### AIM OF THE EXERCISE
Only the lines that contain the string "data" belong in the answer; pull them from the records.

### ENTRIES SUPPLIED
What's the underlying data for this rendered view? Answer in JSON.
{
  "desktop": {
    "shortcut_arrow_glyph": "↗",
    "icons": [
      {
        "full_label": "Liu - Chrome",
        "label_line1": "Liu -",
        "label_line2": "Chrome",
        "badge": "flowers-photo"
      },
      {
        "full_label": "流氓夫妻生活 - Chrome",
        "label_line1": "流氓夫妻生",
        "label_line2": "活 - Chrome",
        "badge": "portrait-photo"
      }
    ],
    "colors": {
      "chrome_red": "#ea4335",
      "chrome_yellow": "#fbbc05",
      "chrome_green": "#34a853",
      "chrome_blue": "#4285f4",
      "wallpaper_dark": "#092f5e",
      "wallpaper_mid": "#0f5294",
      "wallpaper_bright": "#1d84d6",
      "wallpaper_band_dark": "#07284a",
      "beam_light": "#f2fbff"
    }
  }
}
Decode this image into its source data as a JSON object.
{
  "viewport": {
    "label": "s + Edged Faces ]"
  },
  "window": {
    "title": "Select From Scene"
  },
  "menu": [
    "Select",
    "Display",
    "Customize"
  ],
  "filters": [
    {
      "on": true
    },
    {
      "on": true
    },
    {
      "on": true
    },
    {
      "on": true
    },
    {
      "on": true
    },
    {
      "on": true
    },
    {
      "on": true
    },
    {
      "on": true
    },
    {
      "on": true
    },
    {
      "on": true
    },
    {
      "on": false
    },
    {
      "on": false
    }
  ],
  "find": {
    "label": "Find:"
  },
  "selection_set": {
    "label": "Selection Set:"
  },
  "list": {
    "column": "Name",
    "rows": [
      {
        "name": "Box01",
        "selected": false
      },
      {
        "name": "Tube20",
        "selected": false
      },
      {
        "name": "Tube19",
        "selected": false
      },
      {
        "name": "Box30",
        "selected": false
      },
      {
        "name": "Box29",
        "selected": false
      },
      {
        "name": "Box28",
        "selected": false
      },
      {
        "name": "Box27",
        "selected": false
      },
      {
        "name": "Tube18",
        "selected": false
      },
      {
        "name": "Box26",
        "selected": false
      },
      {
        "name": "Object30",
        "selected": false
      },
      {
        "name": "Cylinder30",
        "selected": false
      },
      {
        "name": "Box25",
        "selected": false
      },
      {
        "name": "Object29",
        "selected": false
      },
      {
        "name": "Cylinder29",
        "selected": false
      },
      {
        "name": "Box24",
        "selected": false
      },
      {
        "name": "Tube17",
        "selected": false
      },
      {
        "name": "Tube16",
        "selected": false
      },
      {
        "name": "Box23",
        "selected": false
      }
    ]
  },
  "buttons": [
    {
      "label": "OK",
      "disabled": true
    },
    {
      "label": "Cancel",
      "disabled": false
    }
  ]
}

### RESULT OF THIS TASK
What's the underlying data for this rendered view? Answer in JSON.
Decode this image into its source data as a JSON object.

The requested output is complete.